Tormented by these thoughts, he so bore1
himself in the African War, which followed hard upon the Roman peace and lasted for five years, and likewise afterwards, during the nine years he spent in Spain in extending the Punic empire, that it was plain to see that he meditated a more important war than the one he was engaged in, and that if his life had been prolonged,
the Phoenicians would have invaded Italy under the leadership of Hamilcar, as they did in fact under that of Hannibal.
Hamilcar's very timely death and the boyhood2
of Hannibal delayed the war. In the interval betwixt father and son, the supreme command devolved, for about eight years, on Hasdrubal.
It was his youthful beauty, they say, that won for him in the first instance the favour of Hamilcar, who subsequently selected him, no doubt for other, that is mental, qualifications, to be his son-in-law.

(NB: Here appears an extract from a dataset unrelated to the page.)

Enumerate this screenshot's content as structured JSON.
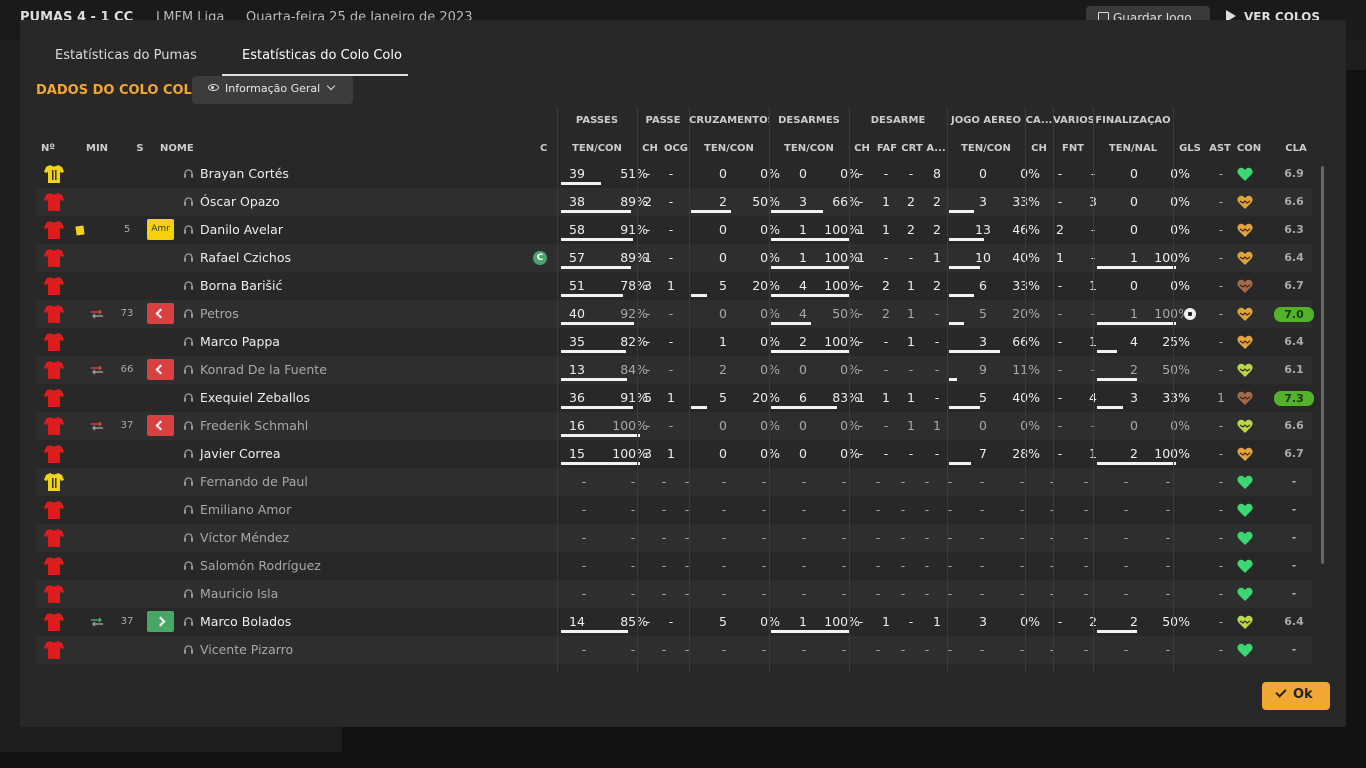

As such —through the influence of the Barcine [p. 7]
which was very strong with the soldiers4
and the common people —he was given the command, though the leading citizens had no liking for this step.
Relying more often on policy than force, Hasdrubal enlarged the sway of Carthage rather by setting up friendly relations with the petty kings and winning over new tribes through the goodwill of their leaders than by war and arms.
But he was not a whit more safe for being at peace. A certain barbarian slew him openly, to avenge his master, whom Hasdrubal had put to death. On being seized by the bystanders he expressed in his countenance the cheerfulness of one who had escaped, and even as he was being tortured, joy so got the upper hand of agony that he seemed actually to smile.
With this Hasdrubal, because of the marvellous skill which he had shown in tempting the native tribes to join his empire, the Roman People had renewed their covenant,5
the stipulation that neither side should extend its dominion beyond the Ebro, while the Saguntines, situated between the empires of the two peoples,7
should be preserved in independence.